A little known aspect of Elisabeth Mann Borgese was her passion and support for small-scale fishing peoples of the world. Certainly, she is known for her achievements on the global stage, forging the law of the sea and other major international instruments. But from her coastal home, outside Halifax, Canada, she could see the fishing people heading out to sea, and later returning to their families and their community. That day-to-day life of coastal communities mattered to Elisabeth, and was, I think, important in grounding her big-picture global work.
The quotations from Elisabeth on the opposite page reflect the range of her analysis. First, a sense of history, and a poetic ability to capture the importance of fisheries over the course of millennia. Second, a profound concern for sustainability, and a practical sense of the new approaches needed to achieve that, through better fishery and ocean governance. Third, a view to the future, and how the human use of the ocean might develop over time. Fourth, an enduring and unshakeable holistic vision—one that brings humans and nature together, and brings humans together with one another.
A striking line by Elisabeth is this: “Fisheries management, even in the most advanced countries, quite simply, has been a failure.”1 Note that she wrote this just following one of the world’s most dramatic and significant fishery collapses, the Canadian cod fishery.2 Indeed, that collapse deeply affected the fishers near Elisabeth’s home, and affected her as well. After the collapse, Elisabeth wrote about some positive changes emerging, ones continuing to this day. Has it been enough? Have we ‘found’ sustainability? Are we at least on the path to sustainability? The essays in this chapter evaluate the most prominent among those changes, as well as some enduring challenges we continue to face.
When we look to foundational change in fisheries, there are perhaps no greater shifts in recognized need for improvement than (a) the governance direction of better involving fishers, and others, in the decision-making process, and (b) the need to look more broadly and holistically at the ‘fishery system’.3
A third foundational change in recent years has been international recognition of the crucial importance of small-scale fisheries, particularly with the Small-Scale Fisheries Guidelines.5 A fourth major change is the increasing prominence of market-based approaches—both a controversial use of the market to allocate fishery access and catch6 and use of the consumer market as an incentive for more sustainable fishing, as covered in this part.
Turning to enduring challenges in fisheries, this part explores three key aspects: the need to connect science and other forms of knowledge with management decision-making, the need to balance natural resource sustainability and economic development, and the need for strong institutions that can effectively work at the necessary spatial scales. For each of these, we can say that progress has been made, but challenges remain. On the third of the challenges, a shining light of progress has been in tackling illegal (IUU) fishing through new global enforcement and compliance measures.

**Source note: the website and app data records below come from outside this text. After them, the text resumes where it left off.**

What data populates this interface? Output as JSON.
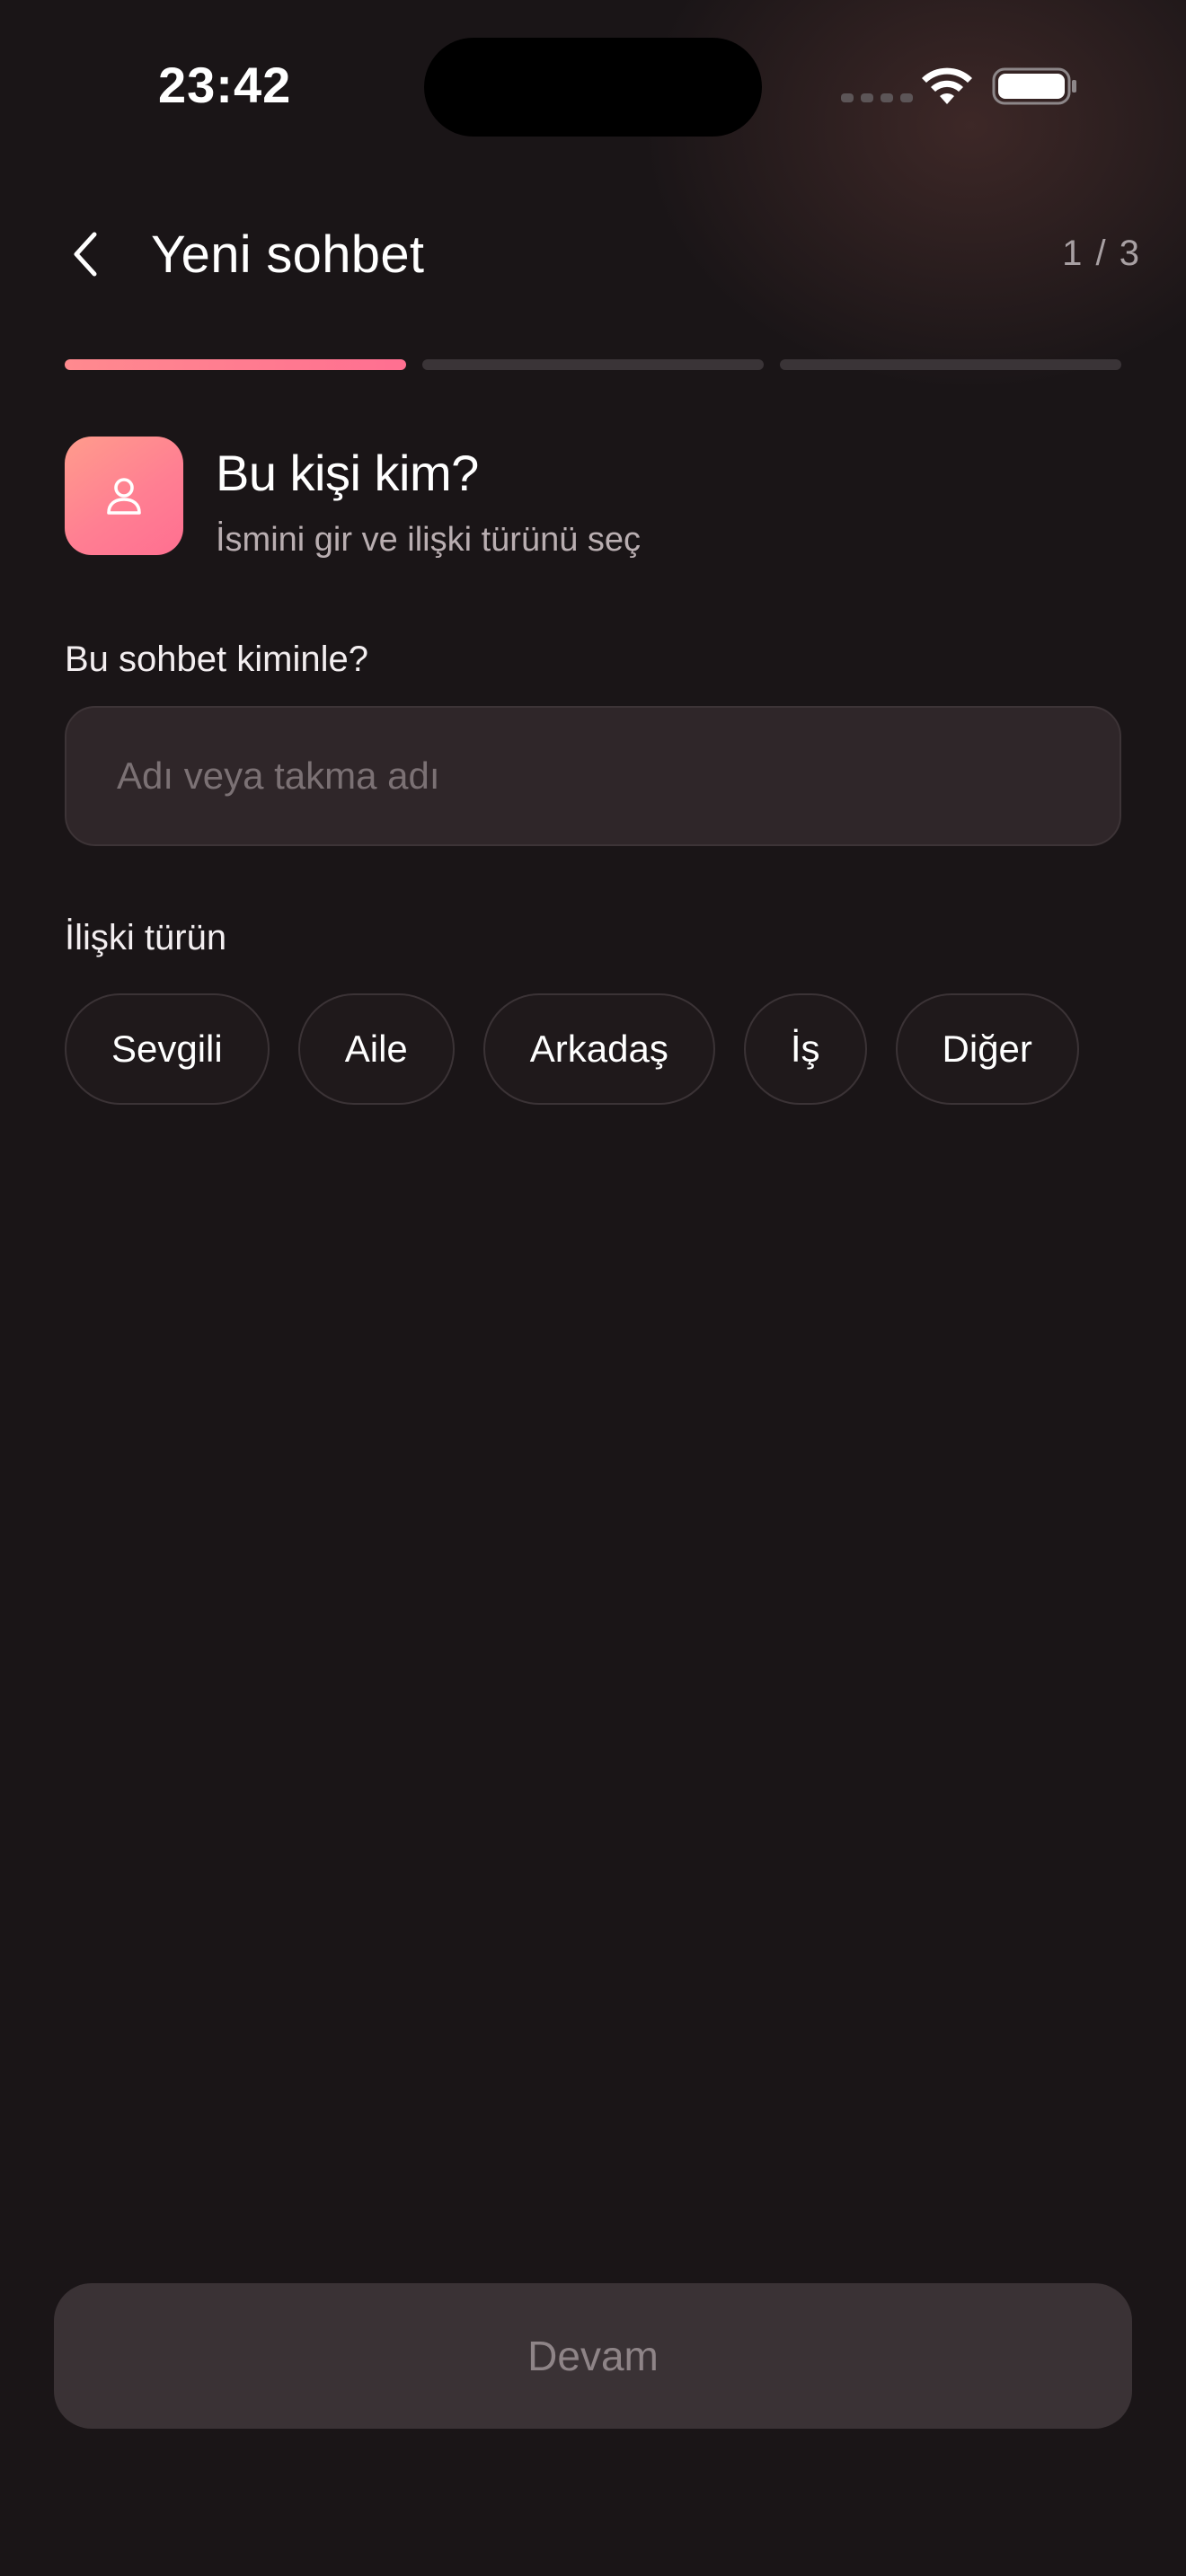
{
  "status_bar": {
    "time": "23:42"
  },
  "header": {
    "title": "Yeni sohbet",
    "step": "1 / 3"
  },
  "progress": {
    "current_step": 1,
    "total_steps": 3
  },
  "section": {
    "title": "Bu kişi kim?",
    "subtitle": "İsmini gir ve ilişki türünü seç",
    "icon": "person-icon"
  },
  "name_field": {
    "label": "Bu sohbet kiminle?",
    "placeholder": "Adı veya takma adı",
    "value": ""
  },
  "relationship": {
    "label": "İlişki türün",
    "options": [
      "Sevgili",
      "Aile",
      "Arkadaş",
      "İş",
      "Diğer"
    ]
  },
  "footer": {
    "continue_label": "Devam"
  },
  "colors": {
    "background": "#1a1517",
    "accent": "#ff7f92",
    "field_bg": "#2f2629",
    "button_bg": "#3a3235"
  }
}
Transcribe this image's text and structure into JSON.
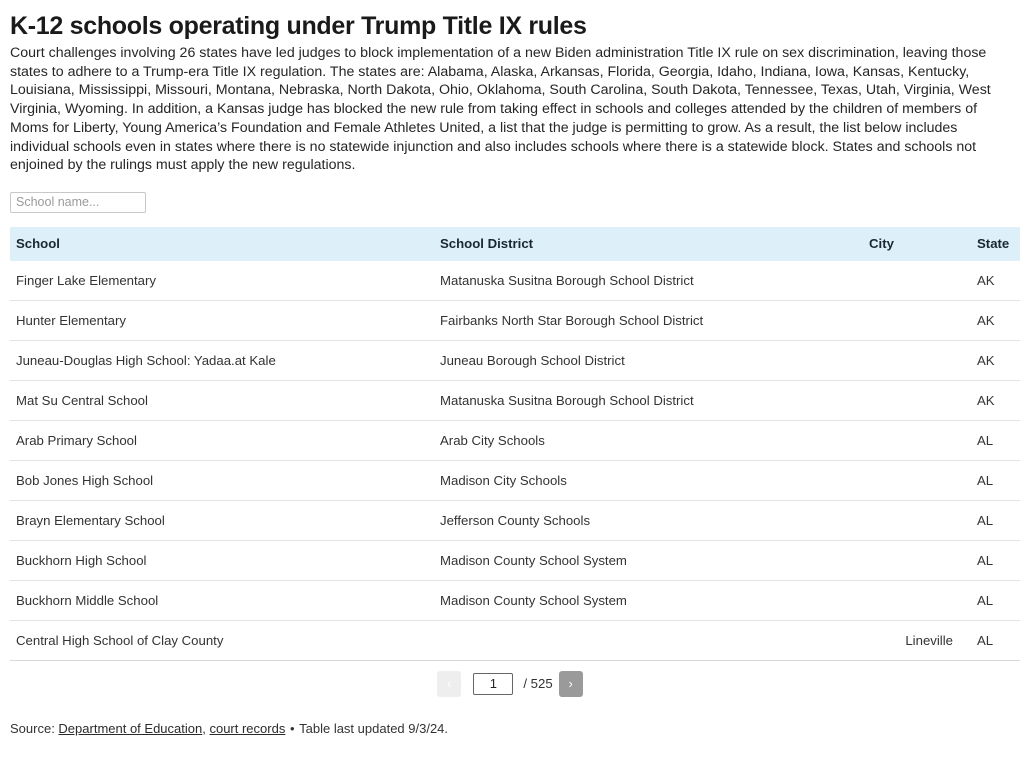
{
  "header": {
    "title": "K-12 schools operating under Trump Title IX rules",
    "intro": "Court challenges involving 26 states have led judges to block implementation of a new Biden administration Title IX rule on sex discrimination, leaving those states to adhere to a Trump-era Title IX regulation. The states are: Alabama, Alaska, Arkansas, Florida, Georgia, Idaho, Indiana, Iowa, Kansas, Kentucky, Louisiana, Mississippi, Missouri, Montana, Nebraska, North Dakota, Ohio, Oklahoma, South Carolina, South Dakota, Tennessee, Texas, Utah, Virginia, West Virginia, Wyoming. In addition, a Kansas judge has blocked the new rule from taking effect in schools and colleges attended by the children of members of Moms for Liberty, Young America’s Foundation and Female Athletes United, a list that the judge is permitting to grow. As a result, the list below includes individual schools even in states where there is no statewide injunction and also includes schools where there is a statewide block. States and schools not enjoined by the rulings must apply the new regulations."
  },
  "search": {
    "placeholder": "School name...",
    "value": ""
  },
  "table": {
    "columns": [
      "School",
      "School District",
      "City",
      "State"
    ],
    "rows": [
      {
        "school": "Finger Lake Elementary",
        "district": "Matanuska Susitna Borough School District",
        "city": "",
        "state": "AK"
      },
      {
        "school": "Hunter Elementary",
        "district": "Fairbanks North Star Borough School District",
        "city": "",
        "state": "AK"
      },
      {
        "school": "Juneau-Douglas High School: Yadaa.at Kale",
        "district": "Juneau Borough School District",
        "city": "",
        "state": "AK"
      },
      {
        "school": "Mat Su Central School",
        "district": "Matanuska Susitna Borough School District",
        "city": "",
        "state": "AK"
      },
      {
        "school": "Arab Primary School",
        "district": "Arab City Schools",
        "city": "",
        "state": "AL"
      },
      {
        "school": "Bob Jones High School",
        "district": "Madison City Schools",
        "city": "",
        "state": "AL"
      },
      {
        "school": "Brayn Elementary School",
        "district": "Jefferson County Schools",
        "city": "",
        "state": "AL"
      },
      {
        "school": "Buckhorn High School",
        "district": "Madison County School System",
        "city": "",
        "state": "AL"
      },
      {
        "school": "Buckhorn Middle School",
        "district": "Madison County School System",
        "city": "",
        "state": "AL"
      },
      {
        "school": "Central High School of Clay County",
        "district": "",
        "city": "Lineville",
        "state": "AL"
      }
    ]
  },
  "pagination": {
    "prev_label": "‹",
    "next_label": "›",
    "current_page": "1",
    "total_label": "/ 525"
  },
  "footer": {
    "source_prefix": "Source: ",
    "link1": "Department of Education",
    "comma": ", ",
    "link2": "court records",
    "separator": " • ",
    "updated": "Table last updated 9/3/24."
  },
  "colors": {
    "header_bg": "#ddeff8",
    "next_button": "#9a9a9a",
    "prev_button": "#eeeeee",
    "row_border": "#e2e2e2"
  }
}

Finally, Elisabeth was prominent throughout her career in looking to the future, and in doing so, she predicted a greatly expanded role for aquaculture. This part closes with two essays on aquaculture—focused on sustainability and on the offshore areas of the ocean.
As Elisabeth Mann Borgese illustrated so well, the ocean’s wealth, and particularly its living resources, have been crucial historically, as they are today, and into the future. Continuing to create livelihoods from the living resources of the sea, sustainably, remains a fundamental requirement of humanity.
The Oceanic Circle: Governing the Seas as a Global Resource (Tokyo: United Nations University Press, 1998), 48–49.
Ocean Governance and the United Nations (Halifax: Centre for Foreign Policy Studies, Dalhousie University, 1995), 112.
E. Mann Borgese, Ocean Governance and the United Nations (Halifax: Centre for Foreign Policy Studies, Dalhousie University, 1995), 112.
A. Charles, “The Atlantic Canadian Groundfishery: Roots of a Collapse,” Dalhousie Law Journal 18 (1995): 65–83.
A. Charles, Sustainable Fishery Systems (Oxford: Wiley-Blackwell, 2001); A. Charles, “People, Oceans and Scale: Governance, Livelihoods and Climate Change Adaptation in Marine Social–Ecological Systems,” Current Opinion in Environmental Sustainability 4 (2012): 351–357.
R.D. Long, A. Charles and R.L. Stephenson, “Key Principles of Ecosystem-based Management: The Fishermen’s Perspective,” Fish and Fisheries 18 (2016): 244–253, doi.org/10.1111/faf.12175.
Food and Agriculture Organization of the United Nations (FAO), Voluntary Guidelines for Securing Sustainable Small-scale Fisheries in the Context of Food Security and Poverty Eradication (Rome: FAO, 2015).
P. Copes and A. Charles, “Socioeconomics of Individual Transferable Quotas and Community-based Fishery Management,” Agricultural and Resource Economics Review 33, no. 2 (2004): 171–181.